In studying man and the environment, it is easy to think that humans have caused all the extinctions of animals in the world so far. In fact most extinctions happened millions of years before humans even lived on Earth. We know from the fossil record that thousands of prehistoric species of animals and plants have lived on Earth and over time went extinct, including all the dinosaurs. Scientists studying the fossil record have found that there were five big mass extinctions prehistorically where whole orders of animals died out.
A smaller, but important extinction happened about 14,000 years ago, called the end-Pleistocene extinctions. This was where a lot of large animals went extinct in a short period of time, many of them right here in North America. This was when North American animals like the woolly mammoth, mastodon, ground sloth, horse, camel, and lion disappeared.
Scientists have many theories about what happened to cause the end-Pleistocene extinctions. Climate change could have been one reason, because during that time there was a dramatic change in the Earth’s climate as world temperature rose at the end of the last ice age. Another reason could have been that early man had finally migrated to reach North America and started hunting. If humans affected certain important keystone species by over hunting, it could have triggered many other extinctions as well.
Today, we are aware of the importance of protecting endangered species and their habitats. It may be too late for many species that have gone extinct throughout the world in recent times because of the actions of humans, like the passenger pigeon, stellar sea cow, dodo, moa and quagga – all of which have disappeared in the last 400 years. Now many very endangered animals are being watched and taken care of in the hopes of their return to safe numbers. Hopefully, knowing the importance of healthy habitats and learning from the experiences with keystone species, we can keep any more animals from going extinct by the careless actions of humans. We can be part of the solution.
There are many animals that are close to extinction from habitat loss. The giant panda, tiger, snow leopard, and mountain gorilla are among them. What can be done to save them from extinction?
There are also many ways you and your family can help a little bit to stop endangered animals from going extinct. If everyone helped a little, it might add up to a big difference.
The Cousteau Society
870 Greenbriar Circle, Suite 402
Chesapeake, VA 23320
Educates the public about natural ecosystems.
3 Clock Tower Place, Suite 100, Box 75
Maynard, MA 01754
Promotes the conservation of our natural resources and cultural heritage through research, education, and conservation.
Environmental Defense Fund
1875 Connecticut Ave. NW
Washington, DC 20009
Works to protect clean air, water, and human health.
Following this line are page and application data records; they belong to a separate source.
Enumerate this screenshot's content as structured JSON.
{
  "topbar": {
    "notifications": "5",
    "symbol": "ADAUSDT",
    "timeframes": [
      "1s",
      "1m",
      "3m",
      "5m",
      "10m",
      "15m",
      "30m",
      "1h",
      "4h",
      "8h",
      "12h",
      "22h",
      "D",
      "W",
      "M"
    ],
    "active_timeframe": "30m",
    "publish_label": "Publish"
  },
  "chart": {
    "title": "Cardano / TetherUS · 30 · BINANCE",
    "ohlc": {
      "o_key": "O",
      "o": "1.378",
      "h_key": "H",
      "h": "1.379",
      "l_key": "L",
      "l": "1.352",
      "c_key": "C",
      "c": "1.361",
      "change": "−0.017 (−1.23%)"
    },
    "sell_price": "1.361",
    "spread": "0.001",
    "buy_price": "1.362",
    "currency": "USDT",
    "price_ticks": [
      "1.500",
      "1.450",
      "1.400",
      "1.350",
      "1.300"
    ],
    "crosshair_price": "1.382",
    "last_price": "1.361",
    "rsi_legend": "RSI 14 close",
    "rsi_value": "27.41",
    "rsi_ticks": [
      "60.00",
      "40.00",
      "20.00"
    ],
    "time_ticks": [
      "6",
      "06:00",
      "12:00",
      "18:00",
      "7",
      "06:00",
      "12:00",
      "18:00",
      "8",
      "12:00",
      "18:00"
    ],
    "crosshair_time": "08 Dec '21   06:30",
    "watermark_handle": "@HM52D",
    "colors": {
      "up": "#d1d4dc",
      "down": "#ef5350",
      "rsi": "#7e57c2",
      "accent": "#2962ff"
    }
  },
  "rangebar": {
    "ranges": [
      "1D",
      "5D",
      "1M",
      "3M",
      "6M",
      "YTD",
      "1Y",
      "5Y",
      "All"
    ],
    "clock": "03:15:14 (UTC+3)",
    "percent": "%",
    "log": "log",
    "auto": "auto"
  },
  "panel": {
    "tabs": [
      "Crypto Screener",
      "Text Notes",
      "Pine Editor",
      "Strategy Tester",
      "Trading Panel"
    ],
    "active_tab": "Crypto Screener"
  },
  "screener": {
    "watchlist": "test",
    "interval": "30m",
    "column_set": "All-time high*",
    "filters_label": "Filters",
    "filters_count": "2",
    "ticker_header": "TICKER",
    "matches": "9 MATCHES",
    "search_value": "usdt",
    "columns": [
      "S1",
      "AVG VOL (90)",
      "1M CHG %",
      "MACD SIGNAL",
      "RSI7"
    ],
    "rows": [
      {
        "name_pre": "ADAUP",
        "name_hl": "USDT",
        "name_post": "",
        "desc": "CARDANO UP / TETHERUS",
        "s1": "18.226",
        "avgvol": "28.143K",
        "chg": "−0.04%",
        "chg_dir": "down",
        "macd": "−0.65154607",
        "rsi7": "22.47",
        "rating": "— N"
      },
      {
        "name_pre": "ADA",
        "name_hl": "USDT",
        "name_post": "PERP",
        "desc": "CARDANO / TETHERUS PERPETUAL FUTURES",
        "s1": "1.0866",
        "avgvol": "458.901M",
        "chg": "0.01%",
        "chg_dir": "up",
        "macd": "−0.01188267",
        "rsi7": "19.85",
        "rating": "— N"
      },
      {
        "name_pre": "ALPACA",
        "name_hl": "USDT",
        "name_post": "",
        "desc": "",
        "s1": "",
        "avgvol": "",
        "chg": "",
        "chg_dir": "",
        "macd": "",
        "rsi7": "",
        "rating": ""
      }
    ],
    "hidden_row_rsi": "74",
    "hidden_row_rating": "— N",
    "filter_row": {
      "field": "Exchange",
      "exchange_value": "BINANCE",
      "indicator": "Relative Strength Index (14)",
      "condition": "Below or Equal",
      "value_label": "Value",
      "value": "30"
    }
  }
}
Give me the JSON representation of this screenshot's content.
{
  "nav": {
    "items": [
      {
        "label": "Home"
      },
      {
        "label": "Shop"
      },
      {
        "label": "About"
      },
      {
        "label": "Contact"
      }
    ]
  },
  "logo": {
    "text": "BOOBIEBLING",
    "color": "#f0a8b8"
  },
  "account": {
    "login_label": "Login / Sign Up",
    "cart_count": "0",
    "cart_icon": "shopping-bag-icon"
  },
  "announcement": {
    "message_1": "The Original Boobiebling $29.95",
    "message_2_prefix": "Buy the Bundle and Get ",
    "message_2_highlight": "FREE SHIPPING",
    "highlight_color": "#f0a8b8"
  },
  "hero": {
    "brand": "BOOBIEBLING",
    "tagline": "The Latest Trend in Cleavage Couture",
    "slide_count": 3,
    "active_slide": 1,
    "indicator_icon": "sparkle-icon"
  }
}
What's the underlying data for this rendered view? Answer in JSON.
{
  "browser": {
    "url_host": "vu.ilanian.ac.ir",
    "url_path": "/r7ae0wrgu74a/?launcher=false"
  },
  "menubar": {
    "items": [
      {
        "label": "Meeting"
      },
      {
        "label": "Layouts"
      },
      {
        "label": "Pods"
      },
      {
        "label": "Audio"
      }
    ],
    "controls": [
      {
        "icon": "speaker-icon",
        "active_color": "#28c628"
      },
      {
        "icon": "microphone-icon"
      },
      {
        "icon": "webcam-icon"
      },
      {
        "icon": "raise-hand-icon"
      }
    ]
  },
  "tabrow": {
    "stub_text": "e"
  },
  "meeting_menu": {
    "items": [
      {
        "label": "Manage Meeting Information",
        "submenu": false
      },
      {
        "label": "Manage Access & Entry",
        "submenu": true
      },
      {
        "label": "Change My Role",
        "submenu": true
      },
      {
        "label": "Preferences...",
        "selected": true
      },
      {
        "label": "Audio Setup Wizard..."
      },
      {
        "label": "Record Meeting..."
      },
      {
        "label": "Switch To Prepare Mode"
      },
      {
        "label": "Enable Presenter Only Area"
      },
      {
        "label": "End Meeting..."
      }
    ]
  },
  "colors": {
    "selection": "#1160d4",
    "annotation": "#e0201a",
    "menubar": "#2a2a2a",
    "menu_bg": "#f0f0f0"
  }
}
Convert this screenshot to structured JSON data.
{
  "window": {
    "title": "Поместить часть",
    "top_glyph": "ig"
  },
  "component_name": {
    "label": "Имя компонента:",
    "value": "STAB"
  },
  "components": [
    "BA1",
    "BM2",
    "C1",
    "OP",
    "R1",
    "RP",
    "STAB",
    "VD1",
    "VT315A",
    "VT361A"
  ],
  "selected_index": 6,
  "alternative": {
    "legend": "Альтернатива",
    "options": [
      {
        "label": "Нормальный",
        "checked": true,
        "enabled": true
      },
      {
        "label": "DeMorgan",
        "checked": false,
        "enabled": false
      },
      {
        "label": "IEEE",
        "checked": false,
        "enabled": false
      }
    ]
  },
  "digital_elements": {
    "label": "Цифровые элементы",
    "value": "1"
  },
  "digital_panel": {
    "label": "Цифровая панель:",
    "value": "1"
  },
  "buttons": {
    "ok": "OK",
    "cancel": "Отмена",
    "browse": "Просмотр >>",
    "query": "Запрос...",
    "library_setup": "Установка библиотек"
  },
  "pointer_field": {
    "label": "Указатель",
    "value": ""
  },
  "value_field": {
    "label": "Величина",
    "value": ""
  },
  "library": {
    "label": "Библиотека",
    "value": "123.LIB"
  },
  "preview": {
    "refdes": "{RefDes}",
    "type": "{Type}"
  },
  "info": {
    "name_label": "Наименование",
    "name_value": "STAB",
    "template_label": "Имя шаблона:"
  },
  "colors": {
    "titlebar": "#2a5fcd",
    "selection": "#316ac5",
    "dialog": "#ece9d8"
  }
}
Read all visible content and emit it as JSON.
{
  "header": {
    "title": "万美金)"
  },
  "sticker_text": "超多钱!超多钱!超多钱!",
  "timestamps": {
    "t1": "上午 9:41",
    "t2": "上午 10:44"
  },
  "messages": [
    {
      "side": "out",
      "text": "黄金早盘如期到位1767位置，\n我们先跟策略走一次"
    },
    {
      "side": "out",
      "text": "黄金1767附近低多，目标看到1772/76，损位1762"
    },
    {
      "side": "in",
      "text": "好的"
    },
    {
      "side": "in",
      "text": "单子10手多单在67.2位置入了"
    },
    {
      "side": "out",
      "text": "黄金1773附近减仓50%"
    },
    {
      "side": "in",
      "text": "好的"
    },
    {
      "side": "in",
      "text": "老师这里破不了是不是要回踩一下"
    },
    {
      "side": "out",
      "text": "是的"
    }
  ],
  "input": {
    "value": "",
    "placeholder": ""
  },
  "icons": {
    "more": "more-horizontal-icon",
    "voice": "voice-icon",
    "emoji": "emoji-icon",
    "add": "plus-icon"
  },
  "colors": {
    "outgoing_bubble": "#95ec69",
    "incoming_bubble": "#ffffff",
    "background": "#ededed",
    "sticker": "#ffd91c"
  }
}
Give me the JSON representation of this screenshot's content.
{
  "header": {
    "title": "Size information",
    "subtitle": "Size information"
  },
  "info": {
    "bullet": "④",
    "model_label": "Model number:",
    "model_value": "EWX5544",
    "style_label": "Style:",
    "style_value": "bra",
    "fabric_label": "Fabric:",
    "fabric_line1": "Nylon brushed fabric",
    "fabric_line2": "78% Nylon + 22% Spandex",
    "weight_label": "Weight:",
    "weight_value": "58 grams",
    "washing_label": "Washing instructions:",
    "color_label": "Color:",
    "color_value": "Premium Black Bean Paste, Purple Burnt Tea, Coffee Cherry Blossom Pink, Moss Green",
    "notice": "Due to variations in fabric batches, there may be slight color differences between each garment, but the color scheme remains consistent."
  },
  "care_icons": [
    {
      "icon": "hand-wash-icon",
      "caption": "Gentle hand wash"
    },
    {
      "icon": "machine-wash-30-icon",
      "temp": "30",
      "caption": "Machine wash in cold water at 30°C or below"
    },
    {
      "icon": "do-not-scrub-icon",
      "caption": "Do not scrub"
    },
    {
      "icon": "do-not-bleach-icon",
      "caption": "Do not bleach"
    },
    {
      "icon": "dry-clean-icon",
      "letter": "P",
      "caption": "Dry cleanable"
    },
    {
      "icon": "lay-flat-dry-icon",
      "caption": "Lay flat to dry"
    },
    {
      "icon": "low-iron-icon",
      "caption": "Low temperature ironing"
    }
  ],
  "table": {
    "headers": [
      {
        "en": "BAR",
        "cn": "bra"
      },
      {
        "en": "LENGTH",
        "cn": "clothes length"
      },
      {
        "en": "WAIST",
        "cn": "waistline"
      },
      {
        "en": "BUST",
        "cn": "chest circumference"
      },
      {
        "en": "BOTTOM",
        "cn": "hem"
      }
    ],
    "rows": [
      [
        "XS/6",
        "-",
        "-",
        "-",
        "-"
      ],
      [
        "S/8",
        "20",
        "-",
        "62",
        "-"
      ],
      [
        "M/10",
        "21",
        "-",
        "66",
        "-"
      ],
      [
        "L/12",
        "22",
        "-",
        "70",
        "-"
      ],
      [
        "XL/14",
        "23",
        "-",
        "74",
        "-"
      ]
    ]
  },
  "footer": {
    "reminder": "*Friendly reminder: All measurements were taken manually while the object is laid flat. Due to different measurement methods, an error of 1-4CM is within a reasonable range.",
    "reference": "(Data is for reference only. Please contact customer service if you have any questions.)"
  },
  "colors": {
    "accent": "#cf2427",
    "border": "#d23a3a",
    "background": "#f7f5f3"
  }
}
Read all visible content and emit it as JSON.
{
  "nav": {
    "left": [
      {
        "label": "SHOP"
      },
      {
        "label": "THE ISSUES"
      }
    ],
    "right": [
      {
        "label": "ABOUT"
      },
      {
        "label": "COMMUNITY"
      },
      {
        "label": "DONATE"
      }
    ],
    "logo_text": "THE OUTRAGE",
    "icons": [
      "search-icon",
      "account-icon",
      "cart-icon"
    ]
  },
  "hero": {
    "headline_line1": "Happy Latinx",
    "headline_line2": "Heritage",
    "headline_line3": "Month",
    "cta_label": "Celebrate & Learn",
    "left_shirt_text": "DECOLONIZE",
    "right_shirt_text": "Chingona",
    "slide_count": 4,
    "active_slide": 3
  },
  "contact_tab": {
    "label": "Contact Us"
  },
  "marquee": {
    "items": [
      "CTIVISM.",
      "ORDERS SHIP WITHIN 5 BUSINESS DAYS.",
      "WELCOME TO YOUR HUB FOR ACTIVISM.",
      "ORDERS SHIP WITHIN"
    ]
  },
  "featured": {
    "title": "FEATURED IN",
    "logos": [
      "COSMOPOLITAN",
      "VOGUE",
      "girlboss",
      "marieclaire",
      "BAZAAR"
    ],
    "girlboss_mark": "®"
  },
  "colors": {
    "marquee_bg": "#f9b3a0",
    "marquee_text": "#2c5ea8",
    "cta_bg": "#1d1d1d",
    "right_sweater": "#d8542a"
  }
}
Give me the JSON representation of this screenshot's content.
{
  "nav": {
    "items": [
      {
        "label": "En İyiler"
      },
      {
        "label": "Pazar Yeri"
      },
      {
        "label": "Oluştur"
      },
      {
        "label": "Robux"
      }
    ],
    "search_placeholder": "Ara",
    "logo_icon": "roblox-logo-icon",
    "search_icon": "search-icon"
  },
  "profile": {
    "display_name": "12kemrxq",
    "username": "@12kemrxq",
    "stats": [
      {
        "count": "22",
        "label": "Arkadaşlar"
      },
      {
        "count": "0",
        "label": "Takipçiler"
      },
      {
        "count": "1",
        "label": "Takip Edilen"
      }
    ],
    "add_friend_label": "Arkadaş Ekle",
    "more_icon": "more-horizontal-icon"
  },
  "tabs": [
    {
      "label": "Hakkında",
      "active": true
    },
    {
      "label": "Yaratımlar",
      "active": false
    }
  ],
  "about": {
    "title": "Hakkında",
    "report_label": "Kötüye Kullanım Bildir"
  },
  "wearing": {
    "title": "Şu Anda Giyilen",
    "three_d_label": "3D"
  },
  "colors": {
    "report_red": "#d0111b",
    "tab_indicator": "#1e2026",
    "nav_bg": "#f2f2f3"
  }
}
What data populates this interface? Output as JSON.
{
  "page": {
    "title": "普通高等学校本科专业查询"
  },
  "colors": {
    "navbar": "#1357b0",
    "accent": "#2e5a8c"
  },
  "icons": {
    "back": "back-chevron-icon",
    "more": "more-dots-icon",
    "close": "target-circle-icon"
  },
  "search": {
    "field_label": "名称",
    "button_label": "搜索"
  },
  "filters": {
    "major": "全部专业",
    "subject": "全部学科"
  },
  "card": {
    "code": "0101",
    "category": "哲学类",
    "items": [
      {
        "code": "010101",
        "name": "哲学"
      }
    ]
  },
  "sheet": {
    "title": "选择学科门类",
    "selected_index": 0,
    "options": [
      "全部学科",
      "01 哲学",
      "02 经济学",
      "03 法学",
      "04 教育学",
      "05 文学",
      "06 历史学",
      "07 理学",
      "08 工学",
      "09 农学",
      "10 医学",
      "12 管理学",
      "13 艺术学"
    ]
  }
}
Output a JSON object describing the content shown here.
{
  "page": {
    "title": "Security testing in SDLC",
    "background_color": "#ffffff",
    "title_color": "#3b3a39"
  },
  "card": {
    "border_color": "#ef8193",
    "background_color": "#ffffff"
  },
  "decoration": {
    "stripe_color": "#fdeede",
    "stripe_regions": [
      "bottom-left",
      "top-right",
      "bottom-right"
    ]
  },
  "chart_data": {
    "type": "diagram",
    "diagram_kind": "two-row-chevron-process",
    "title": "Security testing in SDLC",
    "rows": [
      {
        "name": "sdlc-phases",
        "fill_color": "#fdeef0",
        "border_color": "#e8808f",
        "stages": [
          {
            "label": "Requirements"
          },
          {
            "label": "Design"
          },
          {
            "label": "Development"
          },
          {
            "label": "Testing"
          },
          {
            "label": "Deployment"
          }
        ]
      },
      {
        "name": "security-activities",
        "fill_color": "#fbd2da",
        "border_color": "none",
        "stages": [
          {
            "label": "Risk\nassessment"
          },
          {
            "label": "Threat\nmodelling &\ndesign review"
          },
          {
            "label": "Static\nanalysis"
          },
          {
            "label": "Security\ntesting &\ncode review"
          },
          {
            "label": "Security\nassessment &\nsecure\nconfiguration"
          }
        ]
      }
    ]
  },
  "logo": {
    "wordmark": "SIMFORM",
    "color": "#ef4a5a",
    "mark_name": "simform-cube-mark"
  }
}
Educates people on endangered species, rainforests, and recycling.
Friends of the Earth
1025 Vermont Ave., NW, Suite 300
Washington, DC 20005
To defend the environment and champion a healthy and just world.
1436 U St. NW
Washington, DC 20009
Works to preserve the earth and the life it supports. It has almost 2 million supporters.
Keep American Beautiful, Inc.
1010 Washington Boulevard
Stamford, CT 06901
To engage individuals to take greater responsibility for improving their community environments.
National Audubon Society
New York, NY 10003
Tells people how to use wildlife, land, water, and other natural resources intelligently.
The National Environmental Trust
1200 18th Street, N.W., Fifth Floor
Washington, D.C. 20036
Informs citizens about environmental problems such as global warming, ocean conservation, energy, and clean air.
National Wildlife Federation
8925 Leesburg Pike
Vienna, VA 22184
Works to protect nature and wildlife.
Natural Resources Defense Council
40 West 20th Street
New York, NY 10011
An influential lobbying and litigating group on environmental issues.
The Nature Conservancy
4245 North Fairfax Drive, Suite 100
Arlington, VA 22203-1606
Works to preserve plants and animals by protecting the lands and waters they need to survive.
65 Bleecker Street
New York, NY 10012
Works to save tropical rain forests worldwide.
The Sierra Club
85 Second Street, Second Floor
San Francisco, CA 94105-3441
Works to preserve national parks and wilderness areas.
Trees for Life
3006 W. St. Louis
Wichita, KS 67203
Helps people in the developing countries plant and care for food-bearing trees.
World Wildlife Fund
1250 24th Street NW
Washington, DC 20037
Dedicated to protecting the world's wildlife and wildlands.
Testing and Assessment
Assess content comprehension about Topics about Endangered Species with the Mutiple Choice Test.
Assess student knowledge of which animals are endangered with the Endangered Animal Labeling Page.
Use the Endangered Animal Coloring Page as a model to reinforce this knowledge.